◆ TASK TO COMPLETE: All the data below goes into the copy word for word, but the pictures don't.

◆ RECORD EXCERPTS:
______
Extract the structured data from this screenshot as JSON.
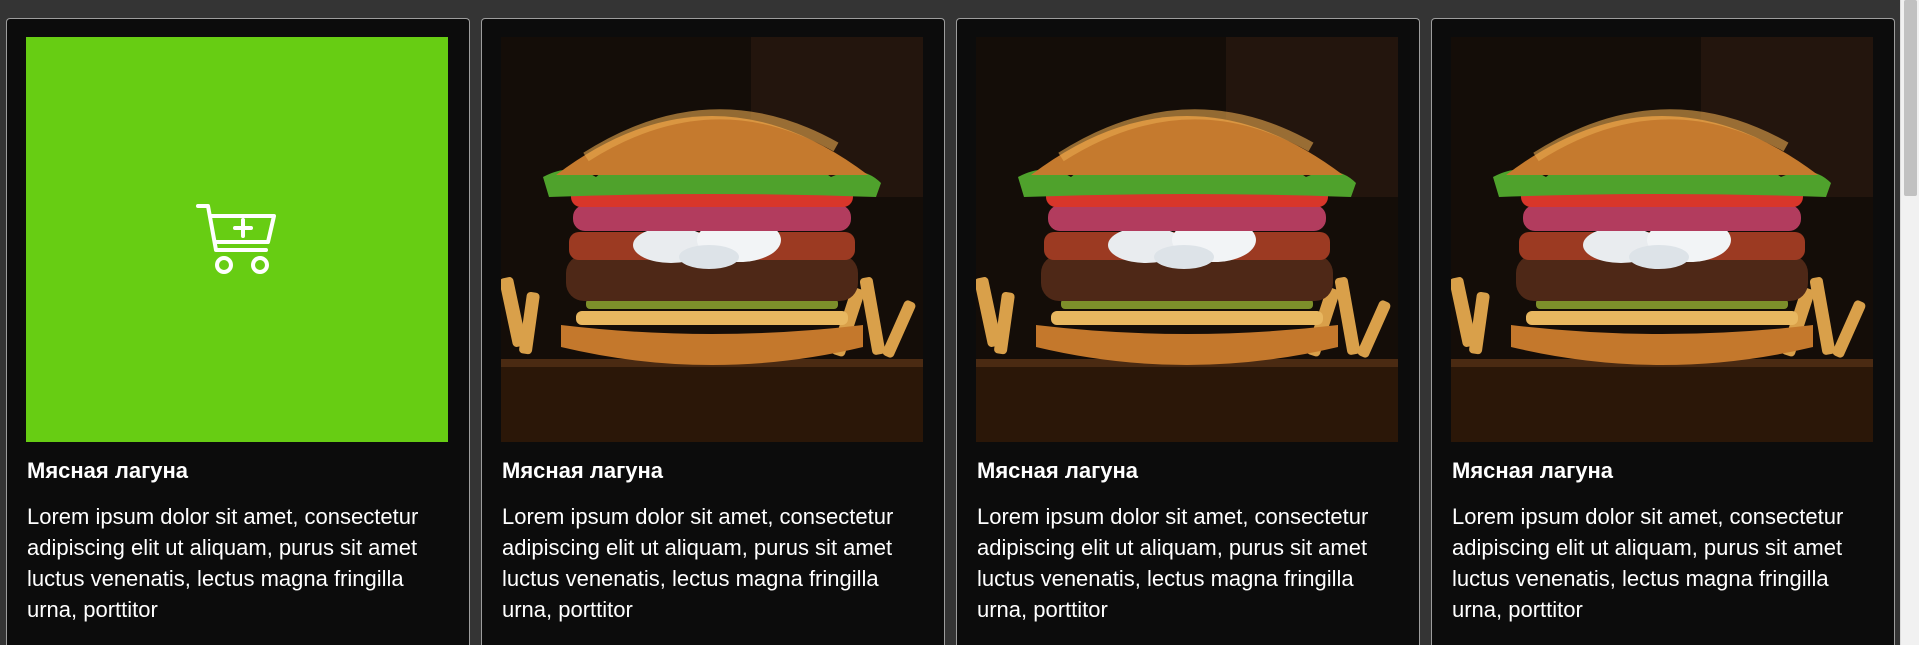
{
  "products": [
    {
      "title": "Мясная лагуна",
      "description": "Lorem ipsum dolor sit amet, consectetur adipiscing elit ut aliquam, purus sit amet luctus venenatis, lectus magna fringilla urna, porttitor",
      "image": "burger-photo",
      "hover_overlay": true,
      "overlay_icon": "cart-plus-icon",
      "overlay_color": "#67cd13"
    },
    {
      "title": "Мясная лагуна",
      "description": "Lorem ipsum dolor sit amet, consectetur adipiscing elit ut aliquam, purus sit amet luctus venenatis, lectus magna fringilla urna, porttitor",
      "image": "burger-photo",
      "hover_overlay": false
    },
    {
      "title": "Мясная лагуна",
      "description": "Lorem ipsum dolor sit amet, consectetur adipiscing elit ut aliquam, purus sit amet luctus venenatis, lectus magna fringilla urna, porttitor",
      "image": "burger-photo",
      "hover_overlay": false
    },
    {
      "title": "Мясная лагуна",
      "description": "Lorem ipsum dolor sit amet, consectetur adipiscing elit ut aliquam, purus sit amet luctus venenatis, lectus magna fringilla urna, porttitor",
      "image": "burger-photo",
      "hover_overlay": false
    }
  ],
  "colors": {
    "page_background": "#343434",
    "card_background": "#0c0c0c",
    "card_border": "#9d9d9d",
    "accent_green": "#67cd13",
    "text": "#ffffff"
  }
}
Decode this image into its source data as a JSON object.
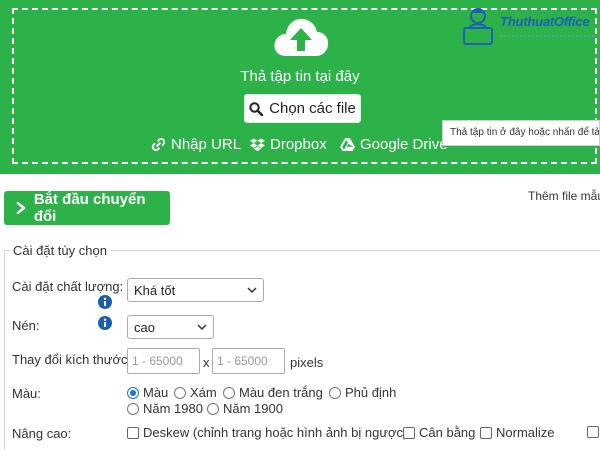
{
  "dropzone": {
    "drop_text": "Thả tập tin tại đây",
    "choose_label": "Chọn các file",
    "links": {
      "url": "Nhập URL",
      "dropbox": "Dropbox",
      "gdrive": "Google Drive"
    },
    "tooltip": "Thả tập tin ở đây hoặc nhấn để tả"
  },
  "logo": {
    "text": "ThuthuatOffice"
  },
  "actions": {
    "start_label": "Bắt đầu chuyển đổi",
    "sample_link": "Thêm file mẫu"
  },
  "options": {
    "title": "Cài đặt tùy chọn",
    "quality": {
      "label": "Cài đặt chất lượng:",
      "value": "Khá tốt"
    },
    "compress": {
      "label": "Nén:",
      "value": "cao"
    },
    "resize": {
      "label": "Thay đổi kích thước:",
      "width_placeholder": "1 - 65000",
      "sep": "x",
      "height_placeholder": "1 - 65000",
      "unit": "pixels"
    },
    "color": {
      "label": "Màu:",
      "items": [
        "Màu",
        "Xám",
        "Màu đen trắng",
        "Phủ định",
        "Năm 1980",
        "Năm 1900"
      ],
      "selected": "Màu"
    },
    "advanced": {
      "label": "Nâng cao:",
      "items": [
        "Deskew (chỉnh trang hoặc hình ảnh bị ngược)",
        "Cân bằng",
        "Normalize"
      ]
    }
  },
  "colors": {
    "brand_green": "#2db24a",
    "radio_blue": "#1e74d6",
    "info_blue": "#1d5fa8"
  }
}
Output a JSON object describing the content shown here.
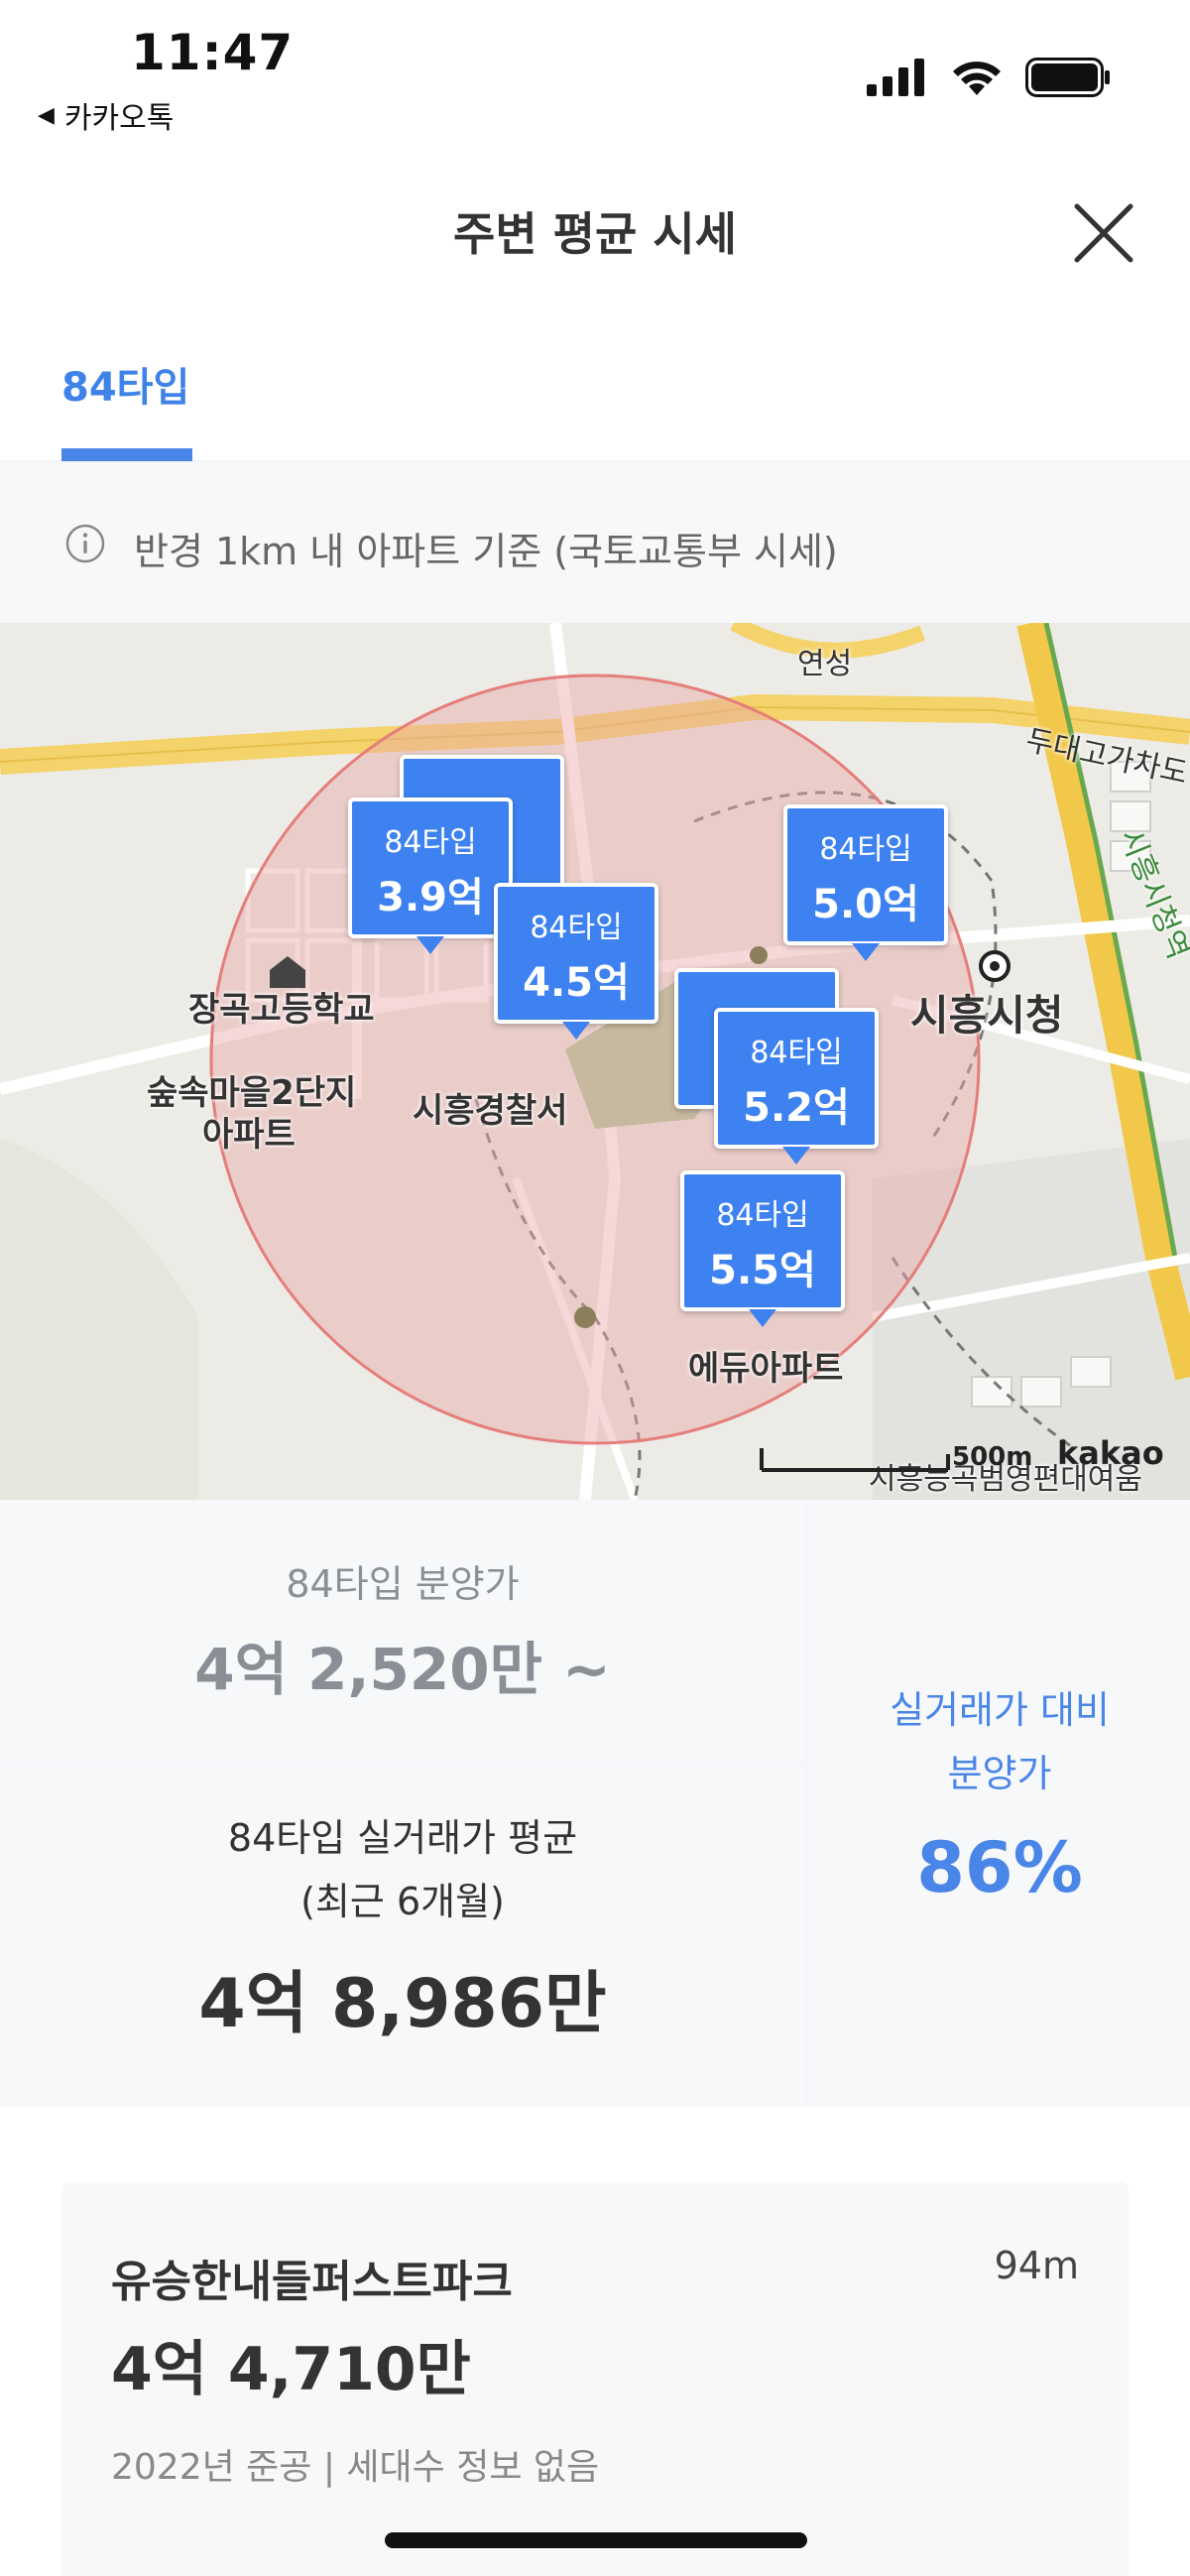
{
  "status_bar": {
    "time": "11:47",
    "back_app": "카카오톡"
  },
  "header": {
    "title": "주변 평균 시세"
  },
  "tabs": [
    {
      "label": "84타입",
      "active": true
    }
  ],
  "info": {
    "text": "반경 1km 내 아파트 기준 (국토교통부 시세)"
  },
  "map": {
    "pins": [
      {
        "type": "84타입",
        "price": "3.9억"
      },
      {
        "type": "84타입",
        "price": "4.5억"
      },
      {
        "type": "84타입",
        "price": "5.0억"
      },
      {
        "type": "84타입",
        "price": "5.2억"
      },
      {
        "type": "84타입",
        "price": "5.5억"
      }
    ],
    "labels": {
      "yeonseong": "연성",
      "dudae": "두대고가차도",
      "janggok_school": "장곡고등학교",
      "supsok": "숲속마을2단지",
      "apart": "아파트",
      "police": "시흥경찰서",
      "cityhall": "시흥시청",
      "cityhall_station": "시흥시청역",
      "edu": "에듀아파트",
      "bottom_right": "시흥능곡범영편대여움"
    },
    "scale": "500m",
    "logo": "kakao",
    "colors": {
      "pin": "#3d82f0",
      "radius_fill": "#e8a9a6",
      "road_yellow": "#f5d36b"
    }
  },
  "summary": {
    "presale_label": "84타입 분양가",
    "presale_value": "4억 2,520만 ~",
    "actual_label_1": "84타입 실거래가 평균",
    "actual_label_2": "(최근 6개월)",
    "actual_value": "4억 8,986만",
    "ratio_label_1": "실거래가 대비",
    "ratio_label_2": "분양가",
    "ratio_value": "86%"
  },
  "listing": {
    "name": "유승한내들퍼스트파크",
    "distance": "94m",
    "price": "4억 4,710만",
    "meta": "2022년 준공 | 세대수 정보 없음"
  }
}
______
◆ WRITTEN REPLY:
Extract the structured data from this screenshot as JSON.
{
  "products": [
    {
      "title": "Мясная лагуна",
      "description": "Lorem ipsum dolor sit amet, consectetur adipiscing elit ut aliquam, purus sit amet luctus venenatis, lectus magna fringilla urna, porttitor",
      "image": "burger-photo",
      "hover_overlay": true,
      "overlay_icon": "cart-plus-icon",
      "overlay_color": "#67cd13"
    },
    {
      "title": "Мясная лагуна",
      "description": "Lorem ipsum dolor sit amet, consectetur adipiscing elit ut aliquam, purus sit amet luctus venenatis, lectus magna fringilla urna, porttitor",
      "image": "burger-photo",
      "hover_overlay": false
    },
    {
      "title": "Мясная лагуна",
      "description": "Lorem ipsum dolor sit amet, consectetur adipiscing elit ut aliquam, purus sit amet luctus venenatis, lectus magna fringilla urna, porttitor",
      "image": "burger-photo",
      "hover_overlay": false
    },
    {
      "title": "Мясная лагуна",
      "description": "Lorem ipsum dolor sit amet, consectetur adipiscing elit ut aliquam, purus sit amet luctus venenatis, lectus magna fringilla urna, porttitor",
      "image": "burger-photo",
      "hover_overlay": false
    }
  ],
  "colors": {
    "page_background": "#343434",
    "card_background": "#0c0c0c",
    "card_border": "#9d9d9d",
    "accent_green": "#67cd13",
    "text": "#ffffff"
  }
}
Decode this image into its source data as a JSON object.
{
  "dropzone": {
    "drop_text": "Thả tập tin tại đây",
    "choose_label": "Chọn các file",
    "links": {
      "url": "Nhập URL",
      "dropbox": "Dropbox",
      "gdrive": "Google Drive"
    },
    "tooltip": "Thả tập tin ở đây hoặc nhấn để tả"
  },
  "logo": {
    "text": "ThuthuatOffice"
  },
  "actions": {
    "start_label": "Bắt đầu chuyển đổi",
    "sample_link": "Thêm file mẫu"
  },
  "options": {
    "title": "Cài đặt tùy chọn",
    "quality": {
      "label": "Cài đặt chất lượng:",
      "value": "Khá tốt"
    },
    "compress": {
      "label": "Nén:",
      "value": "cao"
    },
    "resize": {
      "label": "Thay đổi kích thước:",
      "width_placeholder": "1 - 65000",
      "sep": "x",
      "height_placeholder": "1 - 65000",
      "unit": "pixels"
    },
    "color": {
      "label": "Màu:",
      "items": [
        "Màu",
        "Xám",
        "Màu đen trắng",
        "Phủ định",
        "Năm 1980",
        "Năm 1900"
      ],
      "selected": "Màu"
    },
    "advanced": {
      "label": "Nâng cao:",
      "items": [
        "Deskew (chỉnh trang hoặc hình ảnh bị ngược)",
        "Cân bằng",
        "Normalize"
      ]
    }
  },
  "colors": {
    "brand_green": "#2db24a",
    "radio_blue": "#1e74d6",
    "info_blue": "#1d5fa8"
  }
}
Output a JSON object describing the content shown here.
{
  "status_bar": {
    "time": "11:47",
    "back_app": "카카오톡"
  },
  "header": {
    "title": "주변 평균 시세"
  },
  "tabs": [
    {
      "label": "84타입",
      "active": true
    }
  ],
  "info": {
    "text": "반경 1km 내 아파트 기준 (국토교통부 시세)"
  },
  "map": {
    "pins": [
      {
        "type": "84타입",
        "price": "3.9억"
      },
      {
        "type": "84타입",
        "price": "4.5억"
      },
      {
        "type": "84타입",
        "price": "5.0억"
      },
      {
        "type": "84타입",
        "price": "5.2억"
      },
      {
        "type": "84타입",
        "price": "5.5억"
      }
    ],
    "labels": {
      "yeonseong": "연성",
      "dudae": "두대고가차도",
      "janggok_school": "장곡고등학교",
      "supsok": "숲속마을2단지",
      "apart": "아파트",
      "police": "시흥경찰서",
      "cityhall": "시흥시청",
      "cityhall_station": "시흥시청역",
      "edu": "에듀아파트",
      "bottom_right": "시흥능곡범영편대여움"
    },
    "scale": "500m",
    "logo": "kakao",
    "colors": {
      "pin": "#3d82f0",
      "radius_fill": "#e8a9a6",
      "road_yellow": "#f5d36b"
    }
  },
  "summary": {
    "presale_label": "84타입 분양가",
    "presale_value": "4억 2,520만 ~",
    "actual_label_1": "84타입 실거래가 평균",
    "actual_label_2": "(최근 6개월)",
    "actual_value": "4억 8,986만",
    "ratio_label_1": "실거래가 대비",
    "ratio_label_2": "분양가",
    "ratio_value": "86%"
  },
  "listing": {
    "name": "유승한내들퍼스트파크",
    "distance": "94m",
    "price": "4억 4,710만",
    "meta": "2022년 준공 | 세대수 정보 없음"
  }
}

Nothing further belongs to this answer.